Jarret Eaton (right) in the 60m hurdles at the IAAF World Indoor Tour meeting in Birmingham (Mark Shearman) © Copyright
With 30 points – 11 clear of his nearest rival – Eaton has already done enough to win the World Indoor Tour in the 60m hurdles.
Eaton’s compatriot Evonne Britton made it a US sprint hurdles double, winning the women’s event convincingly in a lifetime best of 7.91.
Bradshaw, Tobe and Spanovic highlight the jumps
A competitive and high-quality women’s pole vault competition resulted in a three-way tie at the top of the World Indoor Tour standings.
Katerina Stefanidi, Nikoleta Kiriakopoulou, Katie Nageotte and Holly Bradshaw were all left in the competition as the bar went up to 4.81m. Bradshaw cleared it on her first try to take the lead from Nageotte.
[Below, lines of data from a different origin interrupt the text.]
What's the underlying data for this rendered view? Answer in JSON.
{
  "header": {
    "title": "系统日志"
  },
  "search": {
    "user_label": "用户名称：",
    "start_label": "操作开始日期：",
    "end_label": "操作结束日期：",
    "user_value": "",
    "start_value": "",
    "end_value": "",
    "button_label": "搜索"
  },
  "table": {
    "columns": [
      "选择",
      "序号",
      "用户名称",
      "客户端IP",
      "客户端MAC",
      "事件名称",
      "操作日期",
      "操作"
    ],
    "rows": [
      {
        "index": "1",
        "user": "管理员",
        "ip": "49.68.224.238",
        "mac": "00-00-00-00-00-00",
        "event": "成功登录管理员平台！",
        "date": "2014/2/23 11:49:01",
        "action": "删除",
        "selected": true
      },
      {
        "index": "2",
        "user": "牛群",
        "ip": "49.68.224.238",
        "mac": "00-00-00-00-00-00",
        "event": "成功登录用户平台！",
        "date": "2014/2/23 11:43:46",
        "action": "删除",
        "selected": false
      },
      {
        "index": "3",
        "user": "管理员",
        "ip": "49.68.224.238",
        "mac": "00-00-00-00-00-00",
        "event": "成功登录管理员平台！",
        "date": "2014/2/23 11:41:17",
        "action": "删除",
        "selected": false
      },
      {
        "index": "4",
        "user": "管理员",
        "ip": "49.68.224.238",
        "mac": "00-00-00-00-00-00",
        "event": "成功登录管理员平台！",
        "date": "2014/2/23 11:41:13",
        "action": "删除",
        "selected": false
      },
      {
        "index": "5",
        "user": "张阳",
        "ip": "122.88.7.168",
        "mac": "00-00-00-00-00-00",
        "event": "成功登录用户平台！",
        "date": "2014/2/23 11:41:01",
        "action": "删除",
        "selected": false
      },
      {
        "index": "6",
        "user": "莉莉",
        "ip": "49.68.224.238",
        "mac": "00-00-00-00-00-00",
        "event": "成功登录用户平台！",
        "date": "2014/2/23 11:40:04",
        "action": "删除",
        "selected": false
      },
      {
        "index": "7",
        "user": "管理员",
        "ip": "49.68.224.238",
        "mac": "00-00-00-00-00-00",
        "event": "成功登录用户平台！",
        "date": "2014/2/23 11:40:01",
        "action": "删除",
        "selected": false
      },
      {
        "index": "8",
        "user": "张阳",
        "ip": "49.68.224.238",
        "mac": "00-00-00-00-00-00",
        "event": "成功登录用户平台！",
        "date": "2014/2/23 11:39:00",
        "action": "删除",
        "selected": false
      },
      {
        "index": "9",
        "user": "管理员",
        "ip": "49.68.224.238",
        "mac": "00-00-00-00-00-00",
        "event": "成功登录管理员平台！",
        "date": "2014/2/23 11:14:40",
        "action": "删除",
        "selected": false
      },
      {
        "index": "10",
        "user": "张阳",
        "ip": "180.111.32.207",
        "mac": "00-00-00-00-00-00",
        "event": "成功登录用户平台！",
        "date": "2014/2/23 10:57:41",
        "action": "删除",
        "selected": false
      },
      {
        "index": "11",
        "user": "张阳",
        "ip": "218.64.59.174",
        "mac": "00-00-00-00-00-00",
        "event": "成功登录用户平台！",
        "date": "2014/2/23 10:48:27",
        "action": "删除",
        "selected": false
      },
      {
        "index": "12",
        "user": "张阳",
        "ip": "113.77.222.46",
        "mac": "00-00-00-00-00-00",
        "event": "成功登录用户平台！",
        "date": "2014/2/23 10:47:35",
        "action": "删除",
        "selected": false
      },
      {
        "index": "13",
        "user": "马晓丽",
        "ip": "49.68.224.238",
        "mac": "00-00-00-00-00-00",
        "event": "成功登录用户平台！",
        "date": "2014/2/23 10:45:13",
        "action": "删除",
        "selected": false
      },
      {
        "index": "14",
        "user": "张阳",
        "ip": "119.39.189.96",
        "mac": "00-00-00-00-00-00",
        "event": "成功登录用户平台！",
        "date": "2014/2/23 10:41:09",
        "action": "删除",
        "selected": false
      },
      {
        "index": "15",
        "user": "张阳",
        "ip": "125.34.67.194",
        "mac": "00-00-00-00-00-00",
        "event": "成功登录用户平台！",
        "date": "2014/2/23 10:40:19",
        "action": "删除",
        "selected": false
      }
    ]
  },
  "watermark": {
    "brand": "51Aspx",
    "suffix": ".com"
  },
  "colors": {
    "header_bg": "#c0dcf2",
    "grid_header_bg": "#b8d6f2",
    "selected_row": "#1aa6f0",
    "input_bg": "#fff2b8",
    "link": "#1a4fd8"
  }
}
Stefanidi failed her three attempts at that height while Nageotte and Kiriakopoulou both got over it with their third tries.
The bar moved up to 4.88m, but none of the three women remaining in
the competition were able to clear it, leaving Bradshaw the winner.
Stefanidi and Nageotte now have 20 World Indoor Tour points, moving them
into the joint lead with Anzhelika Sidorova heading into Dusseldorf.
Holly Bradshaw wins the pole vault at the IAAF World Indoor Tour meeting in Birmingham (Mark Shearman) © Copyright
World leader Naoto Tobe notched up his third high jump victory of the year, winning easily with 2.29m before a couple of decent attempts at a would-be national record of 2.36m. Tobe now leads the World Indoor Tour standings by 10 points.
Returning to the runway on which she won world indoor gold last year, Ivana Spanovic sailed out to 6.78m to comfortably win the women’s long jump. The Serbian fouled her first two attempts before registering 6.56m in round three to move into second place, just three centimetres behind Abigal Irozuru.
Spanovic improved to a season’s best of 6.78m in the following round and her lead wasn’t seriously challenged for the remainder of the competition.
Convincing wins for Oskan-Clarke and Strother
In a women’s 800m where many athletes were chasing qualifying times and team spots for the upcoming European Indoor Championships, world indoor bronze medallist Shelayna Oskan-Clarke controlled the race to win in a season’s best of 2:01.16 from fellow Briton Adelle Tracey’s 2:01.95.
Oskan-Clarke now moves into a share of the lead in the World Indoor Tour standings ahead of the final race of the series in Dusseldorf.
Nathan Strother consolidated his lead in the World Indoor Tour standings by securing his third win of the series. Slovenia’s Luka Janezic reached the bell first in a conservative 22.09 with Strother tucked in close behind. The US sprinter then overtook Janezic on the final bend, winning in 46.45. Janezic lost his balance towards the end but stayed on his feet to take second place in 47.04.
In the women’s 400m, a non-scoring event, Jamaica’s Stephenie-Ann McPherson led throughout to win in 52.24, holding off world indoor bronze medallist Eilidh Doyle, who clocked a season’s best of 52.43.
The men’s 800m was decidedly more scrappy with Cornelius Tuwei and Guy Learmonth taking a tumble as the field broke for the inside line after just 100 metres. Two or three others in the field were briefly thrown off balance but managed to stay on their feet. Australia’s Joseph Deng picked up a few scrapes but recovered well before going on to win in an Oceanian indoor record of 1:47.27.
Jon Mulkeen for the IAAF